The Turbo 350 Transmission found excellent use in Pontiac Firebirds, GMC trucks, Chevrolet Camaros, Monte Carlo, and the Caprice. This transmission remarkably matches GM automobiles with small-block V-8s as well as the small Iron Duke 4-cylinder models, the block-block 396 V-8s, and V-6s.
The BOP (Buick, Oldsmobile, and Pontiac) is an offshoot version of the standard Turbo 350 that works with the Pontiac V8. You can easily differentiate one from the other by looking at the block flange. The BOP version comes with a valley, while the Chevrolet model showcases a peak.

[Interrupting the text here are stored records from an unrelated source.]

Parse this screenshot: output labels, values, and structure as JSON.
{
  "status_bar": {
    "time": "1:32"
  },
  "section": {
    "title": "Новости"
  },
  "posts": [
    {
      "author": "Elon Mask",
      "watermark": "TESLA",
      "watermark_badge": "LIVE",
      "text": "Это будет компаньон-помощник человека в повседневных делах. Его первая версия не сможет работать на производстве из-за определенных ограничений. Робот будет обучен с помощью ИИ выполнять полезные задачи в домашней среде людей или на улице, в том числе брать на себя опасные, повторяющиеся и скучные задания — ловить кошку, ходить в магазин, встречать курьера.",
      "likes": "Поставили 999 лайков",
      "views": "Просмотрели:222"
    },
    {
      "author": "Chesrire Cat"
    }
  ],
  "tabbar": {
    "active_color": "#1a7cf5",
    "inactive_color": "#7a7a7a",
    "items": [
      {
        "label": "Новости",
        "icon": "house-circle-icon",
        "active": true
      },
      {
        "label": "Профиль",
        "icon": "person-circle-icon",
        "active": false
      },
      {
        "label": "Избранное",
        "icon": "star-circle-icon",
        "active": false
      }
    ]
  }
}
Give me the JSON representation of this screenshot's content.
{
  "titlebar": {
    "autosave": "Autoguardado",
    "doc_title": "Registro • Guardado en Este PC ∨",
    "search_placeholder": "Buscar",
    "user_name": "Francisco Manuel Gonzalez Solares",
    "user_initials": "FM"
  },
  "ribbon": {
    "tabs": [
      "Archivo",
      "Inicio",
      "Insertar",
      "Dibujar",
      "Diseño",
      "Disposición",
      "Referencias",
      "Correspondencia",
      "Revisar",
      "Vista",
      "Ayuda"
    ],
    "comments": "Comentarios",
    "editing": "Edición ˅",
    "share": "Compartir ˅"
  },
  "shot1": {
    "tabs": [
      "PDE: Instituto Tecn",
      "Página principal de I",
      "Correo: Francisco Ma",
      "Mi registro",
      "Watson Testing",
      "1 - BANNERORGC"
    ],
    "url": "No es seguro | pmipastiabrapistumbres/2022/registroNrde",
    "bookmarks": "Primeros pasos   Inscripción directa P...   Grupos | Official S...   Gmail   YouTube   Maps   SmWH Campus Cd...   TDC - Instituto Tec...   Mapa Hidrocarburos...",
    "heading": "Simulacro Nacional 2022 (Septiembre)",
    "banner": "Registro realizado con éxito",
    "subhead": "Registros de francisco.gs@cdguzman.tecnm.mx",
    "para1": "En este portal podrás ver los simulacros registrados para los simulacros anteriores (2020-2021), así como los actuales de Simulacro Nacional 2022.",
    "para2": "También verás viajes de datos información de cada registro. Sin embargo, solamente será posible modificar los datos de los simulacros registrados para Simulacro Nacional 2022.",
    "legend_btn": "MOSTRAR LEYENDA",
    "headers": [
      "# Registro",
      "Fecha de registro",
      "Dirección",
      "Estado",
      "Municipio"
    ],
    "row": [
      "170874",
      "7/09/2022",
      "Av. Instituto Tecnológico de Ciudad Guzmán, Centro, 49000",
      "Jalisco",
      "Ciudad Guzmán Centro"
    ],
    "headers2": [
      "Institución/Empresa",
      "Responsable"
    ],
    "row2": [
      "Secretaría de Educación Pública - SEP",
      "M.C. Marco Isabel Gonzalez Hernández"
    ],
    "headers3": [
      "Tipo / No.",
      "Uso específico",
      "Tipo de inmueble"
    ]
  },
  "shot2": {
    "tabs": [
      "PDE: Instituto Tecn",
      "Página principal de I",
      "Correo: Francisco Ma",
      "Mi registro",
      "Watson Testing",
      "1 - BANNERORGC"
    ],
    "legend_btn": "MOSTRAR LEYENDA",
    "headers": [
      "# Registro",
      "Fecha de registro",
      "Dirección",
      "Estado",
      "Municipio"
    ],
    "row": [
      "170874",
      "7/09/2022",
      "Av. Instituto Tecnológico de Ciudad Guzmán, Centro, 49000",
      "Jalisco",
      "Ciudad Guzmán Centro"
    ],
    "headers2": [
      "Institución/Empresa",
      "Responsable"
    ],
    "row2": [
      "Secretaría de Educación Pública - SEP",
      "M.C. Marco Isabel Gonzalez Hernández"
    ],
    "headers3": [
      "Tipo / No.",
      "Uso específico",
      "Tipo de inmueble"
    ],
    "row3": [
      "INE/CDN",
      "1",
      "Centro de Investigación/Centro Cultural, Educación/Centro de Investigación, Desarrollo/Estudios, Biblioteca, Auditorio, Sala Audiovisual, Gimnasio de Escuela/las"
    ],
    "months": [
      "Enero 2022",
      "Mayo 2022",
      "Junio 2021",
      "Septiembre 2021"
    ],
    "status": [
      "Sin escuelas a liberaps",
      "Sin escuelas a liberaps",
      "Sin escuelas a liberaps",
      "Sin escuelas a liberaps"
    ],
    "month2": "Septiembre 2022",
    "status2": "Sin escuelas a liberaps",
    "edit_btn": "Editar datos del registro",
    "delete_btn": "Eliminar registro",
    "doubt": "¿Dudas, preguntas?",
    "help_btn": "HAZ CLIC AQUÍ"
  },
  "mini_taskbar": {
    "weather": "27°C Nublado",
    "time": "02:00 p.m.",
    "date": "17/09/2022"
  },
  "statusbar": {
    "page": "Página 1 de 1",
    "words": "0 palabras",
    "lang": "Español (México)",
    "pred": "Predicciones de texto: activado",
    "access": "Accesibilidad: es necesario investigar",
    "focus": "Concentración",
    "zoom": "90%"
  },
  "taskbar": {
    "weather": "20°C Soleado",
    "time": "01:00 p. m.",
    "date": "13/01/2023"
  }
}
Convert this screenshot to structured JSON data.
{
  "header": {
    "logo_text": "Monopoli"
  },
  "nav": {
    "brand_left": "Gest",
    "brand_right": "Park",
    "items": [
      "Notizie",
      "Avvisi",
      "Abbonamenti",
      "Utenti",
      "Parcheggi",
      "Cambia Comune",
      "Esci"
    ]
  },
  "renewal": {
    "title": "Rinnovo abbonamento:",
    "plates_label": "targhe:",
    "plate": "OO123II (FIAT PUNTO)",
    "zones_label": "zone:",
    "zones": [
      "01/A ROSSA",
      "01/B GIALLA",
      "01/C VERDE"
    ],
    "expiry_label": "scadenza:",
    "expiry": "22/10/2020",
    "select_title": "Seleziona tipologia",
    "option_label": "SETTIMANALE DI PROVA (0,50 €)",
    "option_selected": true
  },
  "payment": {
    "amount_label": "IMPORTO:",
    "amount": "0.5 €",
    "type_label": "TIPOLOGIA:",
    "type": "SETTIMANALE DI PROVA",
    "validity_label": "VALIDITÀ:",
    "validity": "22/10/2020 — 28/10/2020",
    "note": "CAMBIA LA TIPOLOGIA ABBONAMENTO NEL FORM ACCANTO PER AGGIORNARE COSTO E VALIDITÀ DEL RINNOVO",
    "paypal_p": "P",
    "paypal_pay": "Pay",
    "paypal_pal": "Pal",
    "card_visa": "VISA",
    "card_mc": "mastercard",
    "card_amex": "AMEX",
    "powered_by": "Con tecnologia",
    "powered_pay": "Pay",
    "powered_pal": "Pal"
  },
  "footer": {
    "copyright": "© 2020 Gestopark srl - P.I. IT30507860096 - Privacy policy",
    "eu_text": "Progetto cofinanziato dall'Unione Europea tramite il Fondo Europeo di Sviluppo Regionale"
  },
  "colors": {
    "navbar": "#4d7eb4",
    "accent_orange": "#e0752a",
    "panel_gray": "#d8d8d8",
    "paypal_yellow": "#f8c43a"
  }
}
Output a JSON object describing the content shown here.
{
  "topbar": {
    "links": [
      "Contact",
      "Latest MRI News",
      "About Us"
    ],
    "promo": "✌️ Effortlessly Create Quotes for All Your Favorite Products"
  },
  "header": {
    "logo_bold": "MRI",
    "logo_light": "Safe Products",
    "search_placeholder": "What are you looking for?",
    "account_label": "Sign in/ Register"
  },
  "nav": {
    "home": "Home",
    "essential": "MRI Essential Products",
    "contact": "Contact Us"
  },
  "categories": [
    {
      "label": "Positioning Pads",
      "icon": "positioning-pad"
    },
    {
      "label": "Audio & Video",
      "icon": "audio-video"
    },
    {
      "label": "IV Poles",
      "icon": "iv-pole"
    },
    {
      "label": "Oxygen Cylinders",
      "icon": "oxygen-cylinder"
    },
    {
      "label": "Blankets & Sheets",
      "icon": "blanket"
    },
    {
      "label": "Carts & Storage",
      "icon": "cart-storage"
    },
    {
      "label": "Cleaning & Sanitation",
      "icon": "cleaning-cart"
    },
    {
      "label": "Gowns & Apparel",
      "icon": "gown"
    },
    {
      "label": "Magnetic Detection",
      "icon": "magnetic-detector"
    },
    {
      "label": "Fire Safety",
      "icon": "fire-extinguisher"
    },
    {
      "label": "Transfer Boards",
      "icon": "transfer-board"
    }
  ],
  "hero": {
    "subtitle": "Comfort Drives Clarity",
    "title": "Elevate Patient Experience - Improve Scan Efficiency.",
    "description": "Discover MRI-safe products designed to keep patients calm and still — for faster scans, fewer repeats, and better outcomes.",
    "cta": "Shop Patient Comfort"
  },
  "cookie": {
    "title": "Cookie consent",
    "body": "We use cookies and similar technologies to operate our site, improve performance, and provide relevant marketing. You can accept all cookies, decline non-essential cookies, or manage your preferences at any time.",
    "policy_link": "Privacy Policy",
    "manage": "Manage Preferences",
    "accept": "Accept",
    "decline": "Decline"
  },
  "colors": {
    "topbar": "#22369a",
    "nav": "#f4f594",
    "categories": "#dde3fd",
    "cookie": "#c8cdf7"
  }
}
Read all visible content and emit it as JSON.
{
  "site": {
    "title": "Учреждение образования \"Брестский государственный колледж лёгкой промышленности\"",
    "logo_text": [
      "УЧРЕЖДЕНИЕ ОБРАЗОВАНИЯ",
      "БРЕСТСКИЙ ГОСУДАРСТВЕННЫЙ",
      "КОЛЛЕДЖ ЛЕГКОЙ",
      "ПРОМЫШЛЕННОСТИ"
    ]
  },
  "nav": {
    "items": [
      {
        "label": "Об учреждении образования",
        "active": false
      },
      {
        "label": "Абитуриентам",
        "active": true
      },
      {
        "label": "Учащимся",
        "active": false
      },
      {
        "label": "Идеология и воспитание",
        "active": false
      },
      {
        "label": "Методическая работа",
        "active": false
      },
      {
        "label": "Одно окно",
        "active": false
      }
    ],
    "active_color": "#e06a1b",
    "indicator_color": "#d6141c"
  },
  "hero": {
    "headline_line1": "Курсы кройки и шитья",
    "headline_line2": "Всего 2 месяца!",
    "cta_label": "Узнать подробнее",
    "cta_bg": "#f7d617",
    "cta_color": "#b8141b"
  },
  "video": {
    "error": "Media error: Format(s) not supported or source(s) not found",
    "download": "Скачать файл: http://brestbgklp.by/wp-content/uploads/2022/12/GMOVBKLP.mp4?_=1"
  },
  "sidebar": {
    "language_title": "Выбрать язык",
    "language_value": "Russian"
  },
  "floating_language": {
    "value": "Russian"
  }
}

General Motors also created several derivatives of the Turbo 350, including lock-up torque converter models with the smaller TH375, TH 250, and TH20.
The Turbo 350 Transmission works remarkably well with many modestly powered vehicles. It was versatile in the 1960s since it had no fixed center support and could be used in several experimental vehicles.
Even though the Turbo 350 is no longer in production, it is still employed by several classic vehicle builds. It comes with extra gear, which gives it a significant advantage over its predecessor.
The Turbo 350 Transmission is also versatile, strong, and compact. During its time, its overall strength and versatility made it popularly used in many rear-wheel automobiles from General Motors. It is still in use in several vintage or classic vehicles today.